U students get hands-on farming experience

Students in the class learn about organic farming and apply it in the fields.

More than 2,000 small farms, on less than 180 acres, have opened between 2002 and 2007 — a nearly 5 percent increase.

Jules Ameel

More than 2,000 small farms, on less than 180 acres, have opened between 2002 and 2007 — a nearly 5 percent increase.

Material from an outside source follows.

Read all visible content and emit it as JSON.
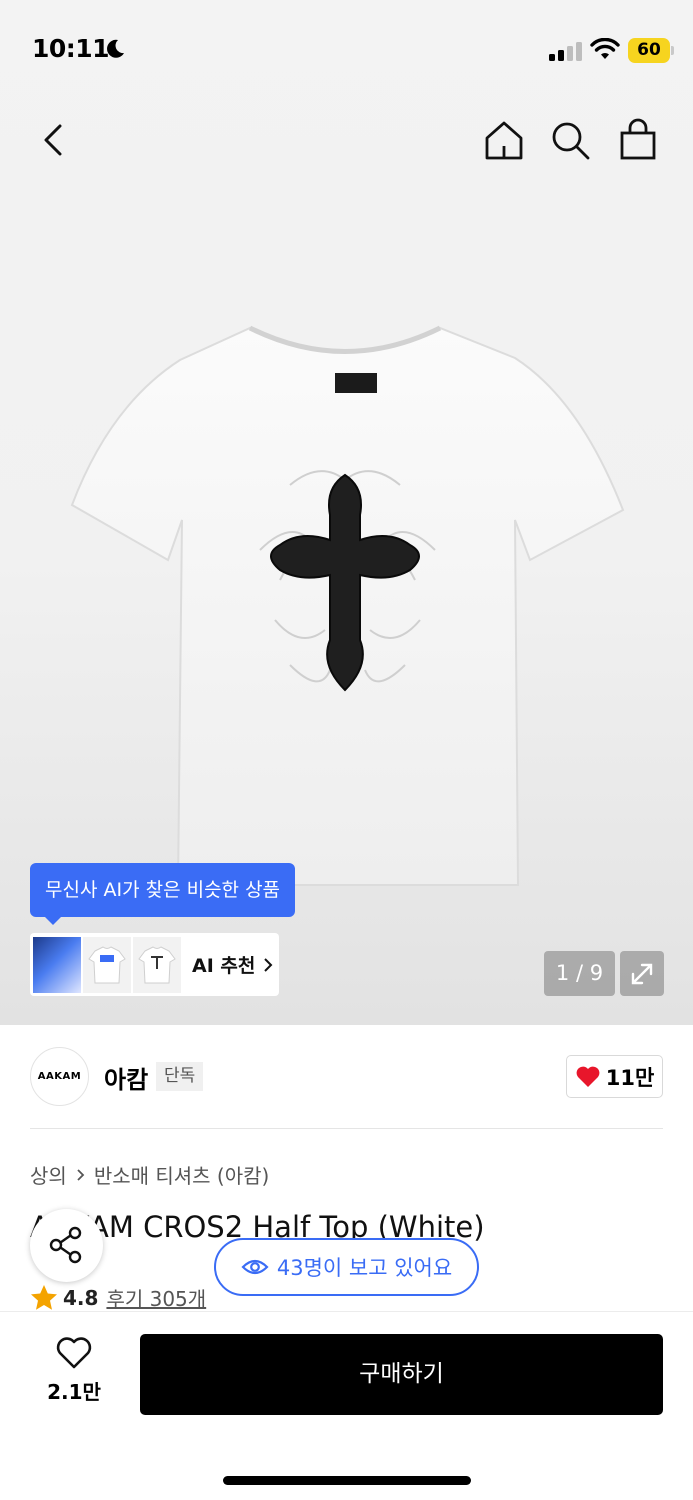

With the rise in smaller organic farms changing the face of the farming industry, some University of Minnesota students are getting a unique hands-on opportunity to learn the trade. Students in the class âÄúStudent Organic Farm Planning, Growing, and Marketing âÄù learn about different aspects of growing organic produce and then apply their knowledge on a small farm on the St. Paul Campus. According to new data from the United States Department of Agriculture, between 2002 and 2007 the number of large farms, that is farms with more than 500 acres, have decreased by nearly 6 percent. Meanwhile, more than 2,000 small farms, on less than 180 acres, have opened âÄî a nearly 5 percent increase. At least part of the change in the farming industry in Minnesota can be attributed to the rise in organic farming, Bud Markhart, a University horticulture professor who teaches the organic farming class, said. Markhart said he expects the trend to continue, commenting that the organic industry is âÄúon the cusp of a major acceleration.âÄù Courtney Tchida, student programs coordinator for the Minnesota Institute for Sustainable Agriculture, said the student organic farm helps students âÄúget a taste of what the whole world of organic farming is really about.âÄù MISA, formed in the 1990s in response to the growth of the sustainable agriculture field, helps run the UniversityâÄôs student organic farm and the sustainable agriculture minor program in the College of Food, Agriculture and Natural Resource Sciences. MISA has seen steady growth over the past decade as people become more aware of sustainable and organic agriculture, and Tschida said students have been a big contributor to that growth. âÄúI think a lot of it is the consciousness of the mainstream shifting. People talk about local foods now, people talk about organic food a lot more than they ever did before,âÄù she said. âÄúAnd with that, you see more and more students exploring it.âÄù Andrew Hermanson, a horticulture senior taking the organic farming class, said an increased focus on organic farming has helped spur the growth in organic farms. âÄúJust in terms of future generations, soil health and food health and food security matters more,âÄù Hermanson said. Hermanson, whose interest in farming came from growing up on a small vegetable farm, said he hopes to one day work on an organic farm. Markhart said the organic farming class is a start, but the University still needs to offer more applied courses to fully prepare students for work on a farm. âÄúWe havenâÄôt developed a farmer training program that will enable somebody to go out and, based on just the education they get here, successfully run a small organic farm,âÄù he said. âÄúThe only way to really way to know how to work a farm is to go work on a farm.âÄù Markhart said organic farming offers an opportunity to get into farming without buying large plots of land, but the economics of selling and marketing the produce isnâÄôt covered as well in the curriculum, which could make it difficult to keep a farm operating. âÄúThere are a lot of organic farmers that go out of business not because theyâÄôre not good growers,âÄù he said. âÄúItâÄôs just that theyâÄôre not good business people and it really takes both to be successful.âÄù While the class wonâÄôt prepare students for the economics of farming, it lets them get a feel for what the work entails, something Markhart said helps them determine whether they want to pursue a career in the field. âÄúIt provides a taste,âÄù he said. âÄúIt provides students with some hands on experience to know if this is what they want to do or not.âÄù